On the left is the ever-present ocean, along with a constant light wind off the water. On the right are one impressive mountain range after another. In some ways, it’s like driving on the moon, desolate, barren, endless mountains and hardened lava flows to the sea. In other ways, it’s a magical landscape dominated by and designed for the Old Norse gods.

We pass pastures with Icelandic Horses, sheep, and short farm houses built into the rock. The mountain ranges are impressive, even after habituating to the scenery after our six hour drive. There are brooks running from the mountains to the sea. There are steam vents from volcanoes deep below popping up here and there adding to the charm. The fresh smell of the ocean and the brisk chill of the winds adds to the mystical feeling of the area.

Arrival at Búðir

We arrive at Hotel Búðir, temporarily stopping our trek by the Faxaflói. The hotel is warm and inviting with staff greeting us with uncharacteristic Scandinavian warmth generally reserved for old friends. They ask about our flight, the drive, and if we saw the glacier on our ride out. We’re then shown to a wonderful room with a big, deep bathtub; which looks very inviting given the six hours in the wreck.

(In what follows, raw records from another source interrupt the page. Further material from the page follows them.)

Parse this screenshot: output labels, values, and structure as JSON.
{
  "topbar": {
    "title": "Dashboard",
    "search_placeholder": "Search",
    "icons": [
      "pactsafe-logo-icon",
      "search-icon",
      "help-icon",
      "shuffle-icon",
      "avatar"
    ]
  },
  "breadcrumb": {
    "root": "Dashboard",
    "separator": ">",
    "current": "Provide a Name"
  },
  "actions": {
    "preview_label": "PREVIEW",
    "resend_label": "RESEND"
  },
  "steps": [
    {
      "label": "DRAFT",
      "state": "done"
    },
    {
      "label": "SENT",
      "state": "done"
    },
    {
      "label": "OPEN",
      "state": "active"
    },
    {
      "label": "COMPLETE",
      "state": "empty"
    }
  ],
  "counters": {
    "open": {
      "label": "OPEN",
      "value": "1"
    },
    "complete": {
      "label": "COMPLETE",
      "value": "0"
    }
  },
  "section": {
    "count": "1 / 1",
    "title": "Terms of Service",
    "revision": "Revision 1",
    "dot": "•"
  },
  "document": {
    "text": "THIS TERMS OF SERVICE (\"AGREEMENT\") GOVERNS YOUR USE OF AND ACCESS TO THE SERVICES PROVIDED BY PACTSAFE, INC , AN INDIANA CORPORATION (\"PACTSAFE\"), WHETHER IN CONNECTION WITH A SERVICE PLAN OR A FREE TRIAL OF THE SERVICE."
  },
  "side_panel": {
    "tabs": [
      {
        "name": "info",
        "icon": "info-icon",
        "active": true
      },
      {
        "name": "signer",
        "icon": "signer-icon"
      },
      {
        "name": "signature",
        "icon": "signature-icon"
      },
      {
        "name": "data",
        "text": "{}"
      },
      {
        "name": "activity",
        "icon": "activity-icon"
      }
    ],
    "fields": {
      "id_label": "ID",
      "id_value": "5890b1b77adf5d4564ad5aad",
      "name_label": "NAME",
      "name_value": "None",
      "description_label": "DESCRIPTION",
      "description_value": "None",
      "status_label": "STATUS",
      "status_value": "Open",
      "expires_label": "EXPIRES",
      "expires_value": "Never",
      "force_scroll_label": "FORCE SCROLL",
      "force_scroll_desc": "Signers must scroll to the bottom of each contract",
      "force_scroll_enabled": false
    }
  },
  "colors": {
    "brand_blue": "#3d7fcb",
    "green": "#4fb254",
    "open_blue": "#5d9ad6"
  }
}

Hotel Búðir reception

The hotel is right in front of the old church at Búðir.

Church of Búðir

At sunset, the mountains are alight in pink. This is a pre-cursor to the Northern Lights coming in just a few hours.

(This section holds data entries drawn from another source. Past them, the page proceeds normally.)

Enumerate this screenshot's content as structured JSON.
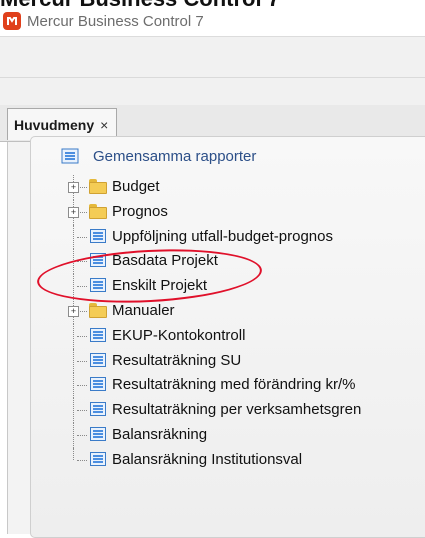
{
  "window": {
    "title": "Mercur Business Control 7"
  },
  "tab": {
    "label": "Huvudmeny",
    "close_glyph": "×"
  },
  "report_group": {
    "label": "Gemensamma rapporter",
    "icon": "report-icon"
  },
  "tree": [
    {
      "label": "Budget",
      "type": "folder",
      "expandable": true
    },
    {
      "label": "Prognos",
      "type": "folder",
      "expandable": true
    },
    {
      "label": "Uppföljning utfall-budget-prognos",
      "type": "report"
    },
    {
      "label": "Basdata Projekt",
      "type": "report",
      "highlighted": true
    },
    {
      "label": "Enskilt Projekt",
      "type": "report"
    },
    {
      "label": "Manualer",
      "type": "folder",
      "expandable": true
    },
    {
      "label": "EKUP-Kontokontroll",
      "type": "report"
    },
    {
      "label": "Resultaträkning SU",
      "type": "report"
    },
    {
      "label": "Resultaträkning med förändring kr/%",
      "type": "report"
    },
    {
      "label": "Resultaträkning per verksamhetsgren",
      "type": "report"
    },
    {
      "label": "Balansräkning",
      "type": "report"
    },
    {
      "label": "Balansräkning Institutionsval",
      "type": "report"
    }
  ],
  "colors": {
    "accent": "#2c4f88",
    "annotation": "#e0102a",
    "logo": "#e0401c"
  }
}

mountains at dusk

The Scandinavian people have such an amazing command of natural light. The room, the hotel, the dining room, everywhere maximizes every bit of natural light. Add to this their ability to manage candle light in maximal ways. It’s such a refreshing treat to enjoy the natural light and vistas around.

Night at Búðir

The dinner was completely wonderful in both setting and taste. It was full of local choices of meat, vegetables, and of course, fish. The 8pm dinner hour leaves the half-walled glass room basked in the pink light of dusk. The view is amazing and the fellow guests all happy to talk and share their experiences of what lies beyond. Everything was perfectly Icelandic.

Butter was served on a volcanic rock with local Icelandic mineral water, in the proper style with gas. Fresh made bread and some pickled herring are a great appetizer.

rock butter

After sauntering about the grounds in the dusk light, we head back in for a warm drink and to retire for the evening. At midnight, a rap on the door awakens us suddenly. Of course, I think it’s something to do with an emergency and bolt up, get dressed, and prepare to depart in a hurry. Luckily, it’s a knock to remind us of the Northern Light show in full effect on a clear night.

And what a light show it was.

Búðir church at night

lights over the mountain

I spent some time on the plane reading my camera manual and figuring out how to take pictures of the auroras. I ended up having to use manual mode and opening up the shutter for long periods. I didn’t bring a tripod, but I did use the local rock walls and other stable structures to keep the camera steady for the long exposures.

This entire day, and now the night, just add to the magic of Iceland.

After a few hours of taking pictures and just laying on the ground looking at the auroras, we succumbed to exhaustion and retired for the evening for good.

Stay tuned for forthcoming posts about this amazing trip to Snæfellsnes. Next up, legendary axe murders, devils playground, and the glacier.


The entire set of pictures is here at Andrew’s Smugmug.

This article was updated on 2020/03/14 15:54:19